Task details —
Collect all lines below with the string "Taruhan".

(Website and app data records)

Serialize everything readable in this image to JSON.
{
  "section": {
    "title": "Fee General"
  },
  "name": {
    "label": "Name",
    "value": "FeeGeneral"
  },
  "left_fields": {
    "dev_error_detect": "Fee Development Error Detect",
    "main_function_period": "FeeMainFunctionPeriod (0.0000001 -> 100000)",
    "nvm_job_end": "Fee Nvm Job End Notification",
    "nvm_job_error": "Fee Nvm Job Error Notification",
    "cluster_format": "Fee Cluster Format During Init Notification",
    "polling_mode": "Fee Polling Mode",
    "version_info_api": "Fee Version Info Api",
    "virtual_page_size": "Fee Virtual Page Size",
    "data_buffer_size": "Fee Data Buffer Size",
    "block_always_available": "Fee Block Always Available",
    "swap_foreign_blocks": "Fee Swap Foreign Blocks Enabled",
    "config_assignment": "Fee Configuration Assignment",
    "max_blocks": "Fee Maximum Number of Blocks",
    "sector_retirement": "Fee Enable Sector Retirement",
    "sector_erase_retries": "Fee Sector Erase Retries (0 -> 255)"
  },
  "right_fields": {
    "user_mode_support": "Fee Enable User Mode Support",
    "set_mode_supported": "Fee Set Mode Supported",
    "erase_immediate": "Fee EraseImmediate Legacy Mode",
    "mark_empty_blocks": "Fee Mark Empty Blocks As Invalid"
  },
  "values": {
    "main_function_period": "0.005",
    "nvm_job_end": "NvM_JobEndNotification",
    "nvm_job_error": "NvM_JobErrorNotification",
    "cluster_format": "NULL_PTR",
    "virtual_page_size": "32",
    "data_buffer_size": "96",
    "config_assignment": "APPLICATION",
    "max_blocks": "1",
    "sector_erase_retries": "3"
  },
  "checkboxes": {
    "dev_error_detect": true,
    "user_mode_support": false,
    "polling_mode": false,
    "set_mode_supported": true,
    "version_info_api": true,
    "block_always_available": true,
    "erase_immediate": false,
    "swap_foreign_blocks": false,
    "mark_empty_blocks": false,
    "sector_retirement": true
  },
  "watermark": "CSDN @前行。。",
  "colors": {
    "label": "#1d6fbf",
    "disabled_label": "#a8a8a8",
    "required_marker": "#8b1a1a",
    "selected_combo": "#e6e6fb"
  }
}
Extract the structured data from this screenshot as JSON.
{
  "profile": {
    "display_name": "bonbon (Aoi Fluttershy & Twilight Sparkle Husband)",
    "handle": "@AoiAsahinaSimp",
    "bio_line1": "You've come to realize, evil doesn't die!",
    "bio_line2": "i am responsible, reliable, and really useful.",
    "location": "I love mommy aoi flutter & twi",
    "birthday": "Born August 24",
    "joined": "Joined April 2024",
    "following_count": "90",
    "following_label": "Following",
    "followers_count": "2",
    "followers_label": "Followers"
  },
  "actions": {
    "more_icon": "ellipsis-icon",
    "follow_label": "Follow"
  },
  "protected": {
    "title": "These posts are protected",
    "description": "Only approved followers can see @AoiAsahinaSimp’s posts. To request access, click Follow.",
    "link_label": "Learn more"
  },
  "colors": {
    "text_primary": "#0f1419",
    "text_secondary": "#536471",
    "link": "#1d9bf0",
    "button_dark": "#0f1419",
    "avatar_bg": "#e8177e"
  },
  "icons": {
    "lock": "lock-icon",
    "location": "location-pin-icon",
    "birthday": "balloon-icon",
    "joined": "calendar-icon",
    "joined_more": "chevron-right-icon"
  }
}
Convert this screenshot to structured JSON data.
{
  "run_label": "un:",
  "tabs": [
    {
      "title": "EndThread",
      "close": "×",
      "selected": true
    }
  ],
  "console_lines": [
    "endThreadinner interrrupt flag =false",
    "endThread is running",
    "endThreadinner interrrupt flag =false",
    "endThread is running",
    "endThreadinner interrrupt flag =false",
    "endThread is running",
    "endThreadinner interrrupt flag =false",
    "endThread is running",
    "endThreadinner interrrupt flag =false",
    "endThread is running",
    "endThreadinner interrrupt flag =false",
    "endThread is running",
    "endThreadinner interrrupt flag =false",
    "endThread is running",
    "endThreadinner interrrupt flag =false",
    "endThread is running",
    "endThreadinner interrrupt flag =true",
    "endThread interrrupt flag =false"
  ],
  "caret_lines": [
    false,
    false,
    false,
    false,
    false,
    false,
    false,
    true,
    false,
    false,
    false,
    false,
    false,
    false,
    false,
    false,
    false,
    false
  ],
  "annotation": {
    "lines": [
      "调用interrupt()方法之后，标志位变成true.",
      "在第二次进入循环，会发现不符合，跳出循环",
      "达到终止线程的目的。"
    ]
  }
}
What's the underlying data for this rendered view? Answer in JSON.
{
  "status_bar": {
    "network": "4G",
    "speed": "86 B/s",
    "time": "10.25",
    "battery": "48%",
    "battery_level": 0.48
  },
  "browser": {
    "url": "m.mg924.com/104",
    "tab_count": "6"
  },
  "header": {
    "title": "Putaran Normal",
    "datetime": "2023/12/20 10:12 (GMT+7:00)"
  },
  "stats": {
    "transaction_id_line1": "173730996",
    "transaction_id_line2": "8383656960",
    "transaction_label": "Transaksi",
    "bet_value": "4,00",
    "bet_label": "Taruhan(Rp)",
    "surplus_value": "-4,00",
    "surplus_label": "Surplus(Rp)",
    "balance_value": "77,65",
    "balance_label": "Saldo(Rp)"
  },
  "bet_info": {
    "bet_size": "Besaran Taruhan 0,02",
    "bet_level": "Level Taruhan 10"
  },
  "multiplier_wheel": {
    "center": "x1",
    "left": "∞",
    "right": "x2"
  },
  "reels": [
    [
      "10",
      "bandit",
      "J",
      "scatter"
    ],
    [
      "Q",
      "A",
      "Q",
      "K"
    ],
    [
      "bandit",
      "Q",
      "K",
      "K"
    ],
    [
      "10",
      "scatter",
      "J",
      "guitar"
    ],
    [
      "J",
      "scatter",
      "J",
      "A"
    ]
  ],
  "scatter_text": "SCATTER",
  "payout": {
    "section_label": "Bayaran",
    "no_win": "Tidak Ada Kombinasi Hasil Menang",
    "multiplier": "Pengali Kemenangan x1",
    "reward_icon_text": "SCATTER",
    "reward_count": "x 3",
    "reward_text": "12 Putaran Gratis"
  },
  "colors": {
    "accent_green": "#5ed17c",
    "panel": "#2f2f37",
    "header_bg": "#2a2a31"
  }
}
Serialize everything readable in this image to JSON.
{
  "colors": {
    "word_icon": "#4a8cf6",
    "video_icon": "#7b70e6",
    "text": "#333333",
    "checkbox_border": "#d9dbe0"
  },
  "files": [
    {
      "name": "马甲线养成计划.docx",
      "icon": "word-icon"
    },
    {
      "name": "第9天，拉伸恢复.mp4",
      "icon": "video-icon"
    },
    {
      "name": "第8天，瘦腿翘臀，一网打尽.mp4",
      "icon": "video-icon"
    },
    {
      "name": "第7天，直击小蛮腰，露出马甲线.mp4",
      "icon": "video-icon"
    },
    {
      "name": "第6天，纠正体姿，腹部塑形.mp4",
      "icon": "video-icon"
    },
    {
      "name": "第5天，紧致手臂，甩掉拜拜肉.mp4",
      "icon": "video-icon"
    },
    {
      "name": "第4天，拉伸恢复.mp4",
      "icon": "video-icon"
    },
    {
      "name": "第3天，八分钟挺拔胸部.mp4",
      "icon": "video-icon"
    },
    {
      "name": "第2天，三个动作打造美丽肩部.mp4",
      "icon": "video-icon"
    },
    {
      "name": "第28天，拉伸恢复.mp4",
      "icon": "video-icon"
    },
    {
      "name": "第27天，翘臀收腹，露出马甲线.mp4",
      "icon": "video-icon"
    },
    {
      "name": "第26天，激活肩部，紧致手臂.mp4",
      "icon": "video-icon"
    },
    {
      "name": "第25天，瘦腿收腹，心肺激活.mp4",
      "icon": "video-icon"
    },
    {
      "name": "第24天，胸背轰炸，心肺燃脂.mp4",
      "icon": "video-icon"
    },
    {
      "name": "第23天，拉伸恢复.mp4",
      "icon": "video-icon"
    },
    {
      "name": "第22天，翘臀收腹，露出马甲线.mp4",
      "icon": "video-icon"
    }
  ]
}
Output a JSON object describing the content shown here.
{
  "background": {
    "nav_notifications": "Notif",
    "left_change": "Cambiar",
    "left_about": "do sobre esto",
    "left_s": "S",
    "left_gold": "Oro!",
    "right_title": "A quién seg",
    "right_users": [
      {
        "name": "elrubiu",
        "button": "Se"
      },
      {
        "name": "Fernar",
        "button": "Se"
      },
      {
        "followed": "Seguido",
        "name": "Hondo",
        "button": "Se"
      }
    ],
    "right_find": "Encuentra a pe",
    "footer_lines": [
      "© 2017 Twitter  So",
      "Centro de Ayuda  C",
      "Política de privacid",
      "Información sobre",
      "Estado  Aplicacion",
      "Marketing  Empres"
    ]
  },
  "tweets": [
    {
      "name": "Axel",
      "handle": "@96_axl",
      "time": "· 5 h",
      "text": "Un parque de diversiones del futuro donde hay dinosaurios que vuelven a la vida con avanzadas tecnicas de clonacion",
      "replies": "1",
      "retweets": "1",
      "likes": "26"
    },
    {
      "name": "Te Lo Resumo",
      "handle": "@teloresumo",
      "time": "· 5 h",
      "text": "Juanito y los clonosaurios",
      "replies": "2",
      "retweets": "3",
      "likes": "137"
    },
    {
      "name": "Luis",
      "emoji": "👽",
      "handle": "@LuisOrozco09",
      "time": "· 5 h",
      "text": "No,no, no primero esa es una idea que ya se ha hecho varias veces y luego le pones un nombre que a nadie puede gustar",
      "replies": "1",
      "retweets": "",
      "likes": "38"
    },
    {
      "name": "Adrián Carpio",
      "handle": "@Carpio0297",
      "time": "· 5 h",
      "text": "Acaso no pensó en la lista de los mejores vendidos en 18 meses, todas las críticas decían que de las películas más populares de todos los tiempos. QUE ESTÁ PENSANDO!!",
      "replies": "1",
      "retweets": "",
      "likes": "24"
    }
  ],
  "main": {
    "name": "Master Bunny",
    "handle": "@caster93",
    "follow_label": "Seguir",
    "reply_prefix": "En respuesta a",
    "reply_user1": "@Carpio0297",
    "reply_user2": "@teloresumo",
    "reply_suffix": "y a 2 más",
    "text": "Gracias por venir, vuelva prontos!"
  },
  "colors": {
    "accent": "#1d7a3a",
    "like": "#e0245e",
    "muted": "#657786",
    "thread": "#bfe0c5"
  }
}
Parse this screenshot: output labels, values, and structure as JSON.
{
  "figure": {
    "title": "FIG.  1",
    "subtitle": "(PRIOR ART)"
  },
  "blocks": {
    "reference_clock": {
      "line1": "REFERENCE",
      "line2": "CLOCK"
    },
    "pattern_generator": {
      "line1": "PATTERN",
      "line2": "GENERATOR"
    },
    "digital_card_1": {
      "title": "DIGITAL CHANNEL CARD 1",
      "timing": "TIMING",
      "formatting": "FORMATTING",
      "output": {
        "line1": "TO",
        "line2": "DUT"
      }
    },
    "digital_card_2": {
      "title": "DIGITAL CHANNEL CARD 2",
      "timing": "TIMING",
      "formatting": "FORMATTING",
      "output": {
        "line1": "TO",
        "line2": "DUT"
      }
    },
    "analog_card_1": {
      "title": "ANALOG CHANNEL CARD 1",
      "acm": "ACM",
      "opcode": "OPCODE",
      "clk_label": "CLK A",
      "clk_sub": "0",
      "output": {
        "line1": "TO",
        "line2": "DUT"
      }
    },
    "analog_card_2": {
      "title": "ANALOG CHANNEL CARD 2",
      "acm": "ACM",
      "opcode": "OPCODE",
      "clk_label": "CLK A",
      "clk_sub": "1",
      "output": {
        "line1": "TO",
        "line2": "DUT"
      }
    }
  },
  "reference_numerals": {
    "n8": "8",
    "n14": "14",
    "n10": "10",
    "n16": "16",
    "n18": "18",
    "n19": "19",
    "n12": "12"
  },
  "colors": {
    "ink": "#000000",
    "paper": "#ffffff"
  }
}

Result —
    "bet_label": "Taruhan(Rp)",
    "bet_size": "Besaran Taruhan 0,02",
    "bet_level": "Level Taruhan 10"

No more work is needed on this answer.